- Data records for software interfaces
=-=-=-=-=
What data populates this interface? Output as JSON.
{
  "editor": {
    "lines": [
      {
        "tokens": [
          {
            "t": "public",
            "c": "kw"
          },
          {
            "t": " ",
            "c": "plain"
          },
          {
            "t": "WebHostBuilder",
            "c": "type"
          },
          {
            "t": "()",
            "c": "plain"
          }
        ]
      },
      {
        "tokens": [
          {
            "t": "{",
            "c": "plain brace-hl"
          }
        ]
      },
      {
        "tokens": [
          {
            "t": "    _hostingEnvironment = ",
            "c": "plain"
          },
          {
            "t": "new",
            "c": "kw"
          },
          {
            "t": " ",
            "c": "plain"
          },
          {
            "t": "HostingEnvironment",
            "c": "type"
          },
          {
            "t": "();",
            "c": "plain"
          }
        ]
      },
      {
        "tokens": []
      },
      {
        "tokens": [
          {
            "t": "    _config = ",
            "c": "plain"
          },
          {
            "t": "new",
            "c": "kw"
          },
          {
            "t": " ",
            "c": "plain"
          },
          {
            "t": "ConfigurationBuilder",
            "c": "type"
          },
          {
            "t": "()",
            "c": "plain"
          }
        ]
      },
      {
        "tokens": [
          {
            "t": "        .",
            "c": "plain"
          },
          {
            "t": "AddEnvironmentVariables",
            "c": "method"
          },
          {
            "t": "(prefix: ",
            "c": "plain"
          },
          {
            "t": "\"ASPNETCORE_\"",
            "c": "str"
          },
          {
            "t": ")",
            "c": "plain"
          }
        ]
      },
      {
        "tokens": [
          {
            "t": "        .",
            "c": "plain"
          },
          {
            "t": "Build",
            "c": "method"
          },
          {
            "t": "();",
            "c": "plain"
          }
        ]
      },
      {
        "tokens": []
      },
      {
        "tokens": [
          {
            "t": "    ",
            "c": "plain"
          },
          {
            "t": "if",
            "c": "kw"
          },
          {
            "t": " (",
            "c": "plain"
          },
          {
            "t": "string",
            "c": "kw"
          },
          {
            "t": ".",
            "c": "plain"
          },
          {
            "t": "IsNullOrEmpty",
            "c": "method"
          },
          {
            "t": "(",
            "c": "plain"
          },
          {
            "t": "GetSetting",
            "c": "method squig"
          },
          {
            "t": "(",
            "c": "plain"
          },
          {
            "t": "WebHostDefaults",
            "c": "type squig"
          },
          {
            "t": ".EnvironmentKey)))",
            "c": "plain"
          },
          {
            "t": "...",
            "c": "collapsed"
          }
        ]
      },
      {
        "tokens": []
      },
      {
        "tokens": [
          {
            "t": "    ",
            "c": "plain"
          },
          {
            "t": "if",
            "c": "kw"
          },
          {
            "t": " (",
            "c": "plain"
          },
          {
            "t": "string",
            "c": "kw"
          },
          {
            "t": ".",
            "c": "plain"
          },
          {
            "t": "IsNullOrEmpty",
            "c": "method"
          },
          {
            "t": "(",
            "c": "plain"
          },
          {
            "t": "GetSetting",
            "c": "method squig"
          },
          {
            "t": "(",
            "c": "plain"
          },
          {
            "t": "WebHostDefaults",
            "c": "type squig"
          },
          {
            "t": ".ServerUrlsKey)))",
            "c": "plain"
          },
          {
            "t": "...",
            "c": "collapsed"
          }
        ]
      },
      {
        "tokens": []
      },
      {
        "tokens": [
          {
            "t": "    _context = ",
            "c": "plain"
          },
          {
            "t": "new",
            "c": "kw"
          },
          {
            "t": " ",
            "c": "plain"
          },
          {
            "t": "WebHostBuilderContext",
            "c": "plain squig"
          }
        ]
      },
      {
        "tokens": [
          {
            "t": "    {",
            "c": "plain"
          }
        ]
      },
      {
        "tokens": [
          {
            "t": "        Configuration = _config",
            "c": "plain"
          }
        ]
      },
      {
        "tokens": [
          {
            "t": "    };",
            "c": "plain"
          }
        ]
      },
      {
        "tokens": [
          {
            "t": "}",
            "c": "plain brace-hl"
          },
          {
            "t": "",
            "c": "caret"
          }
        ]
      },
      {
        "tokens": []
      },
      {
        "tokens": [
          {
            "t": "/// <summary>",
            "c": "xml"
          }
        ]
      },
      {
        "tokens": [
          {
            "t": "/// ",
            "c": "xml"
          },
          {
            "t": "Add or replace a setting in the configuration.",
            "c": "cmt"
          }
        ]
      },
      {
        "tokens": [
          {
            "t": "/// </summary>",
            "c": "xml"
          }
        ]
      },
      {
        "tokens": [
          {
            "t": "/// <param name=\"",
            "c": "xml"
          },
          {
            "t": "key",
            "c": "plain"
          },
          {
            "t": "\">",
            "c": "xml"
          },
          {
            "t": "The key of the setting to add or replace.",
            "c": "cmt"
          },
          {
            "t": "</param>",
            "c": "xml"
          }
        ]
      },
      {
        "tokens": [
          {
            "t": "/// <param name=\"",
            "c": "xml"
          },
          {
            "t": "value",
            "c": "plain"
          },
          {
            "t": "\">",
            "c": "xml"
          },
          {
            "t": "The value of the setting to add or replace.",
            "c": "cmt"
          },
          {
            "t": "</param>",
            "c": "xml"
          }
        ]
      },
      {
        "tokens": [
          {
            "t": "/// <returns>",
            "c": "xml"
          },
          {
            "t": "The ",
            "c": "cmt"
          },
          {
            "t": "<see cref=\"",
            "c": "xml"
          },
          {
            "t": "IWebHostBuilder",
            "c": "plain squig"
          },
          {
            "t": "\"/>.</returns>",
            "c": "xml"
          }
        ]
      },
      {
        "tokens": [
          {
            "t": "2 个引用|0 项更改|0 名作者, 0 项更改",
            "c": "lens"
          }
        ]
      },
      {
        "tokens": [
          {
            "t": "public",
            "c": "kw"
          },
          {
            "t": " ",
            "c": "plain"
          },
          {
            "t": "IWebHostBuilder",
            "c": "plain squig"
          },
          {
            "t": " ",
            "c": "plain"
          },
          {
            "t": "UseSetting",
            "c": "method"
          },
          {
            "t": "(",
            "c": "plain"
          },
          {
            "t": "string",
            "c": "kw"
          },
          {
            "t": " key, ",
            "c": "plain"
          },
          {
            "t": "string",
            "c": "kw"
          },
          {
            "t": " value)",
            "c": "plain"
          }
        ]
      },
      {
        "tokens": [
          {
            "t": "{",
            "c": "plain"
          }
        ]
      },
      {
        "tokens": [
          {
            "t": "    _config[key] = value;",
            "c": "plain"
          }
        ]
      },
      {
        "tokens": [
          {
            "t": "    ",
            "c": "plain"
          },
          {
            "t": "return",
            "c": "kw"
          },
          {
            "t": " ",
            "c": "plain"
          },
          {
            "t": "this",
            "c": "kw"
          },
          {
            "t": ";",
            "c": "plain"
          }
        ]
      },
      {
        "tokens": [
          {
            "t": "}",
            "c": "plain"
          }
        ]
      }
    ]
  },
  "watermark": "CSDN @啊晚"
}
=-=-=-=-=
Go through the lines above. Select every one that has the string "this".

- RESPONSE TO THE EXERCISE
What data populates this interface? Output as JSON.
            "t": "this",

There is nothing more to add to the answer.